#### Given records ####

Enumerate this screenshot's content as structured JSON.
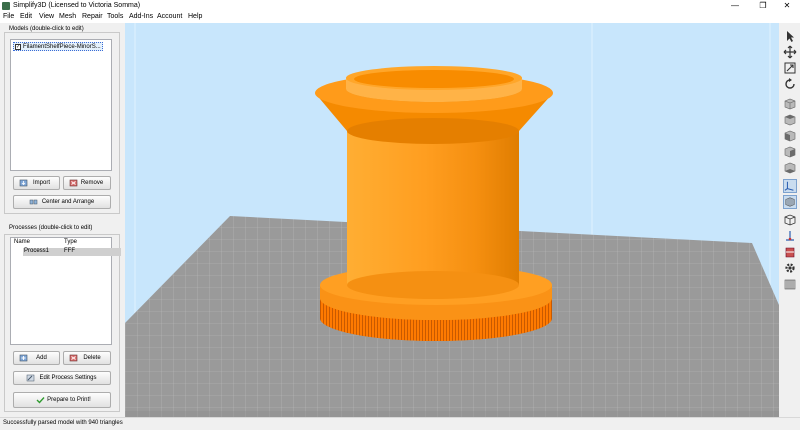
{
  "window": {
    "title": "Simplify3D (Licensed to Victoria Somma)",
    "controls": {
      "minimize": "—",
      "maximize": "❐",
      "close": "✕"
    }
  },
  "menu": {
    "items": [
      "File",
      "Edit",
      "View",
      "Mesh",
      "Repair",
      "Tools",
      "Add-Ins",
      "Account",
      "Help"
    ]
  },
  "models_panel": {
    "title": "Models (double-click to edit)",
    "items": [
      {
        "name": "FilamentShelfPiece-MinorS...",
        "checked": true
      }
    ],
    "import_label": "Import",
    "remove_label": "Remove",
    "center_label": "Center and Arrange"
  },
  "processes_panel": {
    "title": "Processes (double-click to edit)",
    "columns": {
      "name": "Name",
      "type": "Type"
    },
    "rows": [
      {
        "name": "Process1",
        "type": "FFF"
      }
    ],
    "add_label": "Add",
    "delete_label": "Delete",
    "edit_label": "Edit Process Settings",
    "prepare_label": "Prepare to Print!"
  },
  "status": {
    "text": "Successfully parsed model with 940 triangles"
  },
  "right_toolbar": {
    "tools": [
      "select-arrow-icon",
      "move-icon",
      "scale-icon",
      "rotate-icon",
      "view-default-icon",
      "view-top-icon",
      "view-front-icon",
      "view-side-icon",
      "view-bottom-icon",
      "axes-icon",
      "render-solid-icon",
      "build-volume-icon",
      "origin-icon",
      "cross-section-icon",
      "settings-gear-icon",
      "supports-icon"
    ],
    "active": [
      "axes-icon",
      "render-solid-icon"
    ]
  },
  "colors": {
    "viewport_bg": "#c8e6fc",
    "bed": "#999999",
    "model": "#ff9a1c",
    "model_dark": "#e07000",
    "accent": "#3a6bd5"
  }
}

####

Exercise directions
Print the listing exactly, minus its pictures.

Answer to this exercise
Enumerate this screenshot's content as structured JSON.
{
  "window": {
    "title": "Simplify3D (Licensed to Victoria Somma)",
    "controls": {
      "minimize": "—",
      "maximize": "❐",
      "close": "✕"
    }
  },
  "menu": {
    "items": [
      "File",
      "Edit",
      "View",
      "Mesh",
      "Repair",
      "Tools",
      "Add-Ins",
      "Account",
      "Help"
    ]
  },
  "models_panel": {
    "title": "Models (double-click to edit)",
    "items": [
      {
        "name": "FilamentShelfPiece-MinorS...",
        "checked": true
      }
    ],
    "import_label": "Import",
    "remove_label": "Remove",
    "center_label": "Center and Arrange"
  },
  "processes_panel": {
    "title": "Processes (double-click to edit)",
    "columns": {
      "name": "Name",
      "type": "Type"
    },
    "rows": [
      {
        "name": "Process1",
        "type": "FFF"
      }
    ],
    "add_label": "Add",
    "delete_label": "Delete",
    "edit_label": "Edit Process Settings",
    "prepare_label": "Prepare to Print!"
  },
  "status": {
    "text": "Successfully parsed model with 940 triangles"
  },
  "right_toolbar": {
    "tools": [
      "select-arrow-icon",
      "move-icon",
      "scale-icon",
      "rotate-icon",
      "view-default-icon",
      "view-top-icon",
      "view-front-icon",
      "view-side-icon",
      "view-bottom-icon",
      "axes-icon",
      "render-solid-icon",
      "build-volume-icon",
      "origin-icon",
      "cross-section-icon",
      "settings-gear-icon",
      "supports-icon"
    ],
    "active": [
      "axes-icon",
      "render-solid-icon"
    ]
  },
  "colors": {
    "viewport_bg": "#c8e6fc",
    "bed": "#999999",
    "model": "#ff9a1c",
    "model_dark": "#e07000",
    "accent": "#3a6bd5"
  }
}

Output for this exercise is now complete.